═══ EXCERPTED RECORDS ═══

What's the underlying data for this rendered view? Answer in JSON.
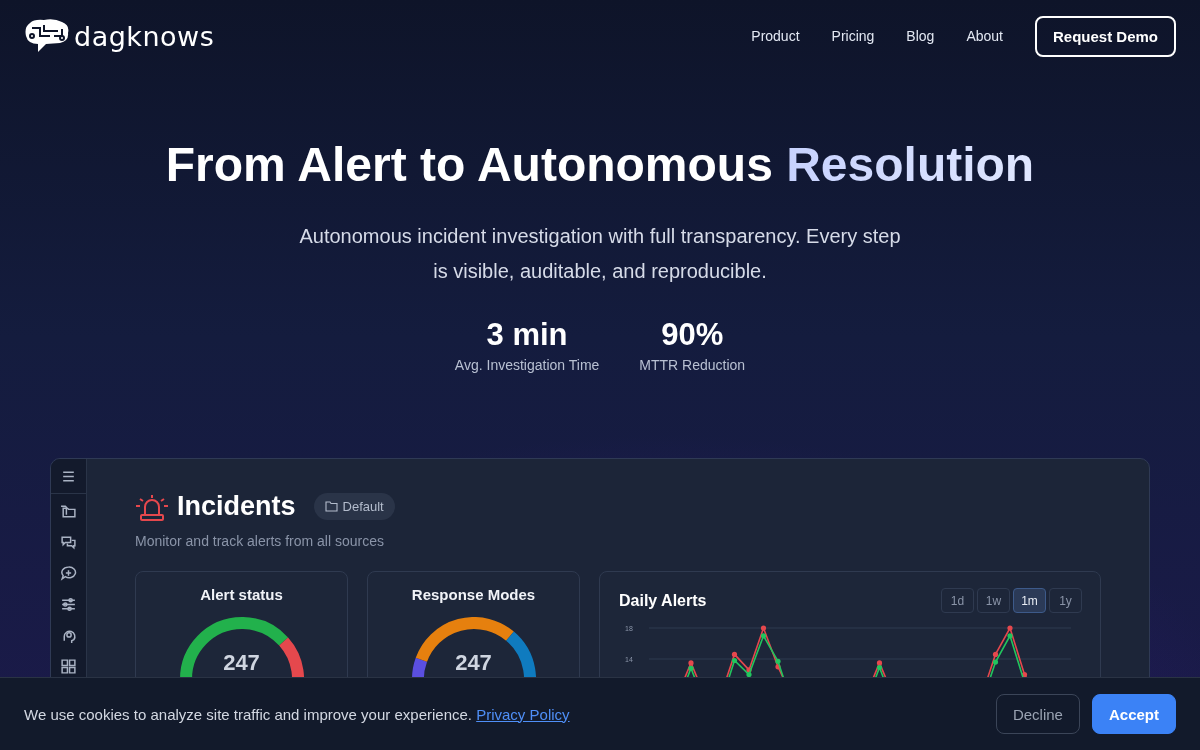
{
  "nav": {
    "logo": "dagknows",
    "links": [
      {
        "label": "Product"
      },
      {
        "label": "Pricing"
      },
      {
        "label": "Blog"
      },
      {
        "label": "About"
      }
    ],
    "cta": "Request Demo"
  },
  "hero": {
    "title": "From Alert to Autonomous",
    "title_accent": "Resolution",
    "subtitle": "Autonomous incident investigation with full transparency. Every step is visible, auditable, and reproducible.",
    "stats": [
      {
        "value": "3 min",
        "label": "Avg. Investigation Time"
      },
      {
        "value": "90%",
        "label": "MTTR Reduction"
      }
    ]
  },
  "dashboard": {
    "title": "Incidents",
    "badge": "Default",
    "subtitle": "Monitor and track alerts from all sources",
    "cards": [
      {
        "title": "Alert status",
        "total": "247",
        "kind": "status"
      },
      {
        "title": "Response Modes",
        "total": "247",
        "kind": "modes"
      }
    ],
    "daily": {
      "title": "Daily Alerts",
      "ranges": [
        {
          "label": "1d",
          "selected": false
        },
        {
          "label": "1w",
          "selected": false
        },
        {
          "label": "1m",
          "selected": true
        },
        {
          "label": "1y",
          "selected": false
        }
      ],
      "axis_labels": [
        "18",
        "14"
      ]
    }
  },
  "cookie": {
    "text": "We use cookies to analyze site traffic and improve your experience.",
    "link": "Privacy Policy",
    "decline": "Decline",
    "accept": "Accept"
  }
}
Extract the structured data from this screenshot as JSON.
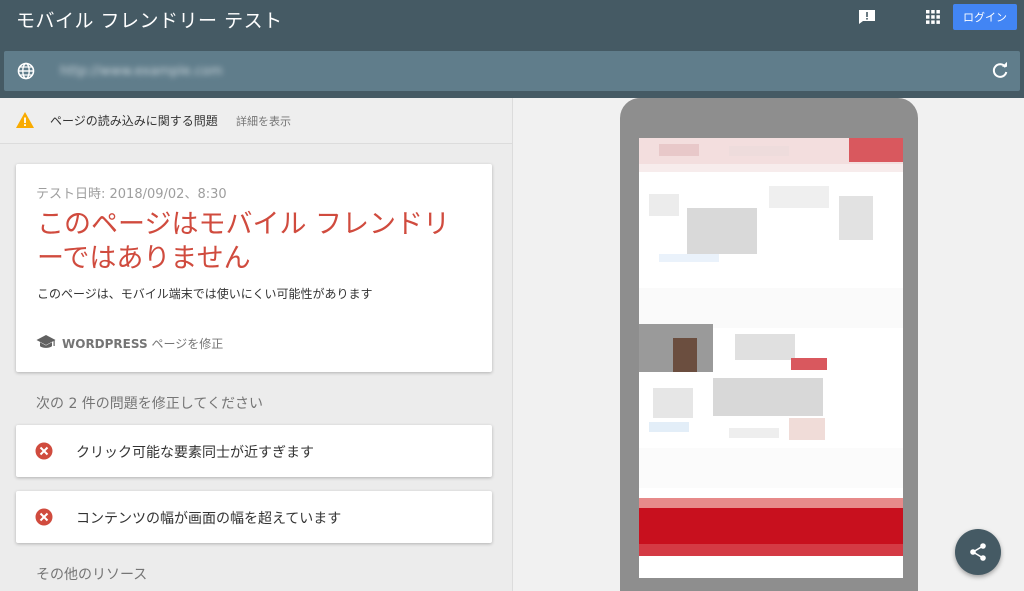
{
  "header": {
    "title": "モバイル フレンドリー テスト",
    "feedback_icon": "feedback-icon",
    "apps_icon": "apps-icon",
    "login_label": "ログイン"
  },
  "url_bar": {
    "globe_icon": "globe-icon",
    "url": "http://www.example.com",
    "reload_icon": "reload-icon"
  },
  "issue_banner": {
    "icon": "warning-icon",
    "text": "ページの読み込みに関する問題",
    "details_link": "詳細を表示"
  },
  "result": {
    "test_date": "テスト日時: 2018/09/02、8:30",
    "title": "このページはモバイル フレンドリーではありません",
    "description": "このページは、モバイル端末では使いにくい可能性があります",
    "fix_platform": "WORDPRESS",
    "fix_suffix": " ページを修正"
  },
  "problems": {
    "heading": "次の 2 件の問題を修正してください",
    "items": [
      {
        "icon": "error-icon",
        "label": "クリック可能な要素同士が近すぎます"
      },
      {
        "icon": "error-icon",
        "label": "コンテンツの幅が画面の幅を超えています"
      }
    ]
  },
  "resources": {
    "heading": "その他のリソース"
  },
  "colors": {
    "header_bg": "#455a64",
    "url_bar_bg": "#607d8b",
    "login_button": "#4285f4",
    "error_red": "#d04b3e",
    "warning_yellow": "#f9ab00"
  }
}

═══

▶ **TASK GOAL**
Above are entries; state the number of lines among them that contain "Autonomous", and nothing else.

▶ **REPLY TO THE TASK**
2